Exercise | Here the answer should be the line with "Decode this image" and all the lines after it through the end of the listing, each repeated exactly, and no other text.

** Opening Material for this task block **

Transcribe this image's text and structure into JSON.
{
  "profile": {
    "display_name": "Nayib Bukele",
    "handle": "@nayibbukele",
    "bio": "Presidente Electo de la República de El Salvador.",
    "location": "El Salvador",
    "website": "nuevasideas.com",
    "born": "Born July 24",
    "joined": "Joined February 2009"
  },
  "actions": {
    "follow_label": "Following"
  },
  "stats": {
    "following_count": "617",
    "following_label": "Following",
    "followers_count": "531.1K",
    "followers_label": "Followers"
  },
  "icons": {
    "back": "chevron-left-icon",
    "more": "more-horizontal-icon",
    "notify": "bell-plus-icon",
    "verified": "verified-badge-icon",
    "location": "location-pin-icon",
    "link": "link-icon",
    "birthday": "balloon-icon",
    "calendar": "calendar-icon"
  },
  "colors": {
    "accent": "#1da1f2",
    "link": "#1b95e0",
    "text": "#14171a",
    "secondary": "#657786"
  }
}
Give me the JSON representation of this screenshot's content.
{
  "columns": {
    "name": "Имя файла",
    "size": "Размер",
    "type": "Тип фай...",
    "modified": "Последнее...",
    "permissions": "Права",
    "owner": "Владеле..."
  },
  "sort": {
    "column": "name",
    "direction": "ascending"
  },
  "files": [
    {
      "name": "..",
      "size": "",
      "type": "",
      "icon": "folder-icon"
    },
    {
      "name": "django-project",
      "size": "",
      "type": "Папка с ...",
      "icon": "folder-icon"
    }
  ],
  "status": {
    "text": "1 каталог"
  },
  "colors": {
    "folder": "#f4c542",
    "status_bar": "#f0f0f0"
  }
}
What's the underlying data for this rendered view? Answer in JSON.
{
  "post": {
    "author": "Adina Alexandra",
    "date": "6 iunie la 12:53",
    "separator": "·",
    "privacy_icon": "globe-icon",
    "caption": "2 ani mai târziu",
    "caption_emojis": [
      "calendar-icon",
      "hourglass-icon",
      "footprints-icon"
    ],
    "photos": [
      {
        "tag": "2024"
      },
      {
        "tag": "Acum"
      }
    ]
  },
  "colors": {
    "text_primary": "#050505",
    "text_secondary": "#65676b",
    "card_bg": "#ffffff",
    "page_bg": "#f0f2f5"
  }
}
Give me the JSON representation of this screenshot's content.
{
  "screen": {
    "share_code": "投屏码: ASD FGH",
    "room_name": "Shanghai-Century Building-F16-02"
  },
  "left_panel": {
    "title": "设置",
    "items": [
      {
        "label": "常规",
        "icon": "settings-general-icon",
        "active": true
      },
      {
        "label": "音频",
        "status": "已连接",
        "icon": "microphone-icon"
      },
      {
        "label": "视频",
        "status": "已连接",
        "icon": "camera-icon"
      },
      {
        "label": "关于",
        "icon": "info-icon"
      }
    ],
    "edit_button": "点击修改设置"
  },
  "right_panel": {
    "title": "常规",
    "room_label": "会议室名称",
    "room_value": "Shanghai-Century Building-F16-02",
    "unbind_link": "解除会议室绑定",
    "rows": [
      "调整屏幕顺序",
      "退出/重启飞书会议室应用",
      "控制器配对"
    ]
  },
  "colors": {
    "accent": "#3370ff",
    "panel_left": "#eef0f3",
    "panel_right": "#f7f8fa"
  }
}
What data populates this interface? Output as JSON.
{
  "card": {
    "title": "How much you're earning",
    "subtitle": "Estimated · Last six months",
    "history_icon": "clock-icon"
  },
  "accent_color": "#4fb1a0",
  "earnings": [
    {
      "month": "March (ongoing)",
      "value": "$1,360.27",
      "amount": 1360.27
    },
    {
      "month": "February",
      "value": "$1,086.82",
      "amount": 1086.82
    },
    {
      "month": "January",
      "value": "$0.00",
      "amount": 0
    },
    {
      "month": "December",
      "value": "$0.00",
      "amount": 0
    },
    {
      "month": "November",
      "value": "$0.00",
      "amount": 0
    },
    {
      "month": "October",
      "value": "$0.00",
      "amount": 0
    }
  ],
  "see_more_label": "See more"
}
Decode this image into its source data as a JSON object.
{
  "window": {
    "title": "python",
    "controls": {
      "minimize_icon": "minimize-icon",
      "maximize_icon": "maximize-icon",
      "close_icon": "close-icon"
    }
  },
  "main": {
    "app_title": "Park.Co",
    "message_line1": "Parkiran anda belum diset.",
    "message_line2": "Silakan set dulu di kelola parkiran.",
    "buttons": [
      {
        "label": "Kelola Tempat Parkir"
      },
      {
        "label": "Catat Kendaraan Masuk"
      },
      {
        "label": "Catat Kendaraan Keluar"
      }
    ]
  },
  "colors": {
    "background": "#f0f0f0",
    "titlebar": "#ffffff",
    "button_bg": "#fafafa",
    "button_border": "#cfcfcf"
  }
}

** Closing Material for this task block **

Solution |
Decode this image into its source data as a JSON object.
{
  "window": {
    "title": "python",
    "controls": {
      "minimize_icon": "minimize-icon",
      "maximize_icon": "maximize-icon",
      "close_icon": "close-icon"
    }
  },
  "main": {
    "app_title": "Park.Co",
    "message_line1": "Parkiran anda belum diset.",
    "message_line2": "Silakan set dulu di kelola parkiran.",
    "buttons": [
      {
        "label": "Kelola Tempat Parkir"
      },
      {
        "label": "Catat Kendaraan Masuk"
      },
      {
        "label": "Catat Kendaraan Keluar"
      }
    ]
  },
  "colors": {
    "background": "#f0f0f0",
    "titlebar": "#ffffff",
    "button_bg": "#fafafa",
    "button_border": "#cfcfcf"
  }
}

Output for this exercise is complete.